Astronomers have discovered seven Earth-sized planets orbiting a star just 40 light-years away. At least three of them could harbour oceans of water, increasing the possibility they could host life. This system has the largest number of Earth-sized planets yet found, making it a key object for future study.
In May 2016, Michaël Gillon and colleagues reported the detection of three exoplanets transiting an ultracool dwarf star called TRAPPIST-1, which is located 12 parsecs (about 39 light-years) from the Sun.
Motivated by this discovery, the authors conducted a monitoring campaign of the star from the ground and from space that allowed them to identify four additional planets in this system.

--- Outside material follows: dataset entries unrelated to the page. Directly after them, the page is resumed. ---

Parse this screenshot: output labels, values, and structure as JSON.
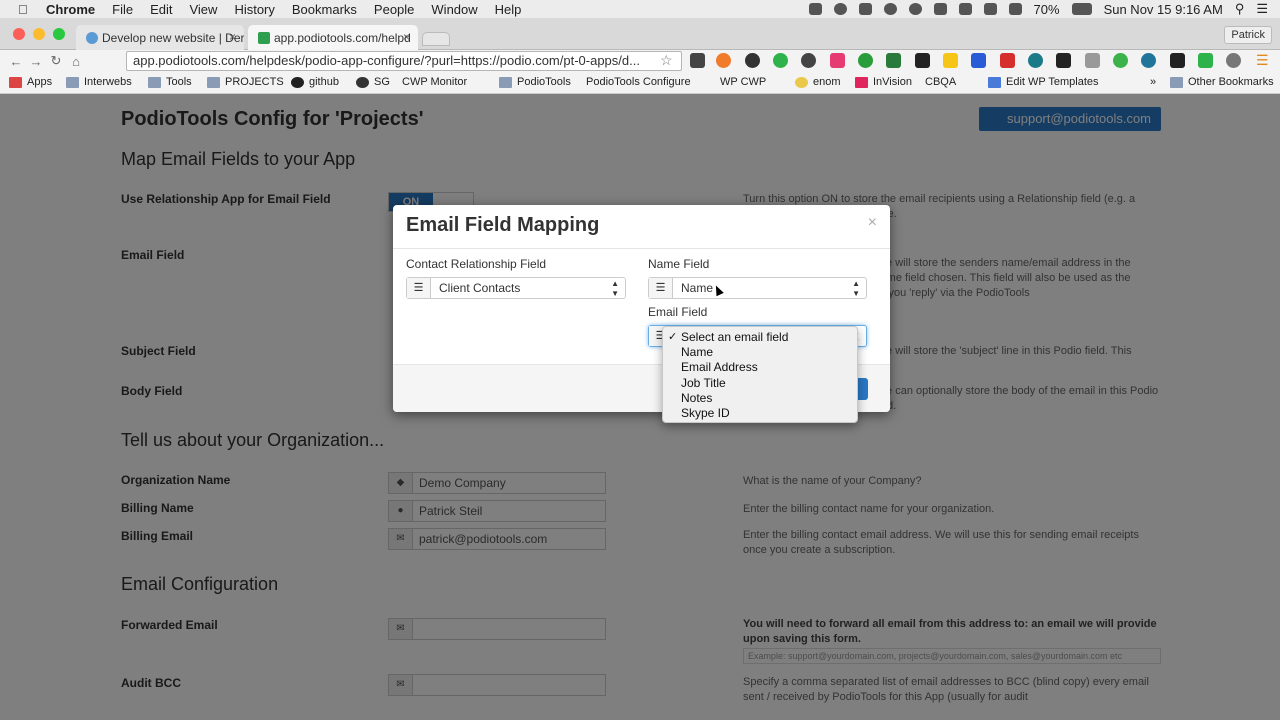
{
  "os_menu": {
    "app": "Chrome",
    "items": [
      "File",
      "Edit",
      "View",
      "History",
      "Bookmarks",
      "People",
      "Window",
      "Help"
    ],
    "battery": "70%",
    "clock": "Sun Nov 15  9:16 AM"
  },
  "browser": {
    "profile": "Patrick",
    "tabs": [
      {
        "title": "Develop new website | Der"
      },
      {
        "title": "app.podiotools.com/helpd"
      }
    ],
    "address": "app.podiotools.com/helpdesk/podio-app-configure/?purl=https://podio.com/pt-0-apps/d...",
    "bookmarks": [
      "Apps",
      "Interwebs",
      "Tools",
      "PROJECTS",
      "github",
      "SG",
      "CWP Monitor",
      "PodioTools",
      "PodioTools Configure",
      "WP CWP",
      "enom",
      "InVision",
      "CBQA",
      "Edit WP Templates",
      "Other Bookmarks"
    ]
  },
  "page": {
    "title": "PodioTools Config for 'Projects'",
    "support_button": "support@podiotools.com",
    "section_map": "Map Email Fields to your App",
    "use_relationship_label": "Use Relationship App for Email Field",
    "toggle_on": "ON",
    "use_relationship_help": "Turn this option ON to store the email recipients using a Relationship field (e.g. a \"Workspace Contact\" field type.",
    "email_field_label": "Email Field",
    "email_field_help": "When an email is received, we will store the senders name/email address in the Relationship field / Email / Name field chosen. This field will also be used as the recipient email address when you 'reply' via the PodioTools",
    "subject_label": "Subject Field",
    "subject_help": "When an email is received, we will store the 'subject' line in this Podio field. This should be a 'text' type field.",
    "body_label": "Body Field",
    "body_help": "When an email is received, we can optionally store the body of the email in this Podio field. This must be a \"text\" field.",
    "section_org": "Tell us about your Organization...",
    "org_name_label": "Organization Name",
    "org_name_value": "Demo Company",
    "org_name_help": "What is the name of your Company?",
    "billing_name_label": "Billing Name",
    "billing_name_value": "Patrick Steil",
    "billing_name_help": "Enter the billing contact name for your organization.",
    "billing_email_label": "Billing Email",
    "billing_email_value": "patrick@podiotools.com",
    "billing_email_help": "Enter the billing contact email address. We will use this for sending email receipts once you create a subscription.",
    "section_email": "Email Configuration",
    "forwarded_label": "Forwarded Email",
    "forwarded_help": "You will need to forward all email from this address to: an email we will provide upon saving this form.",
    "forwarded_example": "Example: support@yourdomain.com, projects@yourdomain.com, sales@yourdomain.com etc",
    "audit_label": "Audit BCC",
    "audit_help": "Specify a comma separated list of email addresses to BCC (blind copy) every email sent / received by PodioTools for this App (usually for audit"
  },
  "modal": {
    "title": "Email Field Mapping",
    "close": "×",
    "contact_label": "Contact Relationship Field",
    "contact_value": "Client Contacts",
    "name_label": "Name Field",
    "name_value": "Name",
    "email_label": "Email Field",
    "email_options": [
      "Select an email field",
      "Name",
      "Email Address",
      "Job Title",
      "Notes",
      "Skype ID"
    ],
    "email_selected_index": 0
  }
}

Initial mass estimates suggest that the six inner planets have masses that are similar to the mass of Earth and probably have solid compositions.
The research, published in the journal Nature, brings the possible discovery of new worlds since 2015 — when planet Kepler-452b became first near-Earth-size world found in the habitable zone of a star similar to our sun — to 121.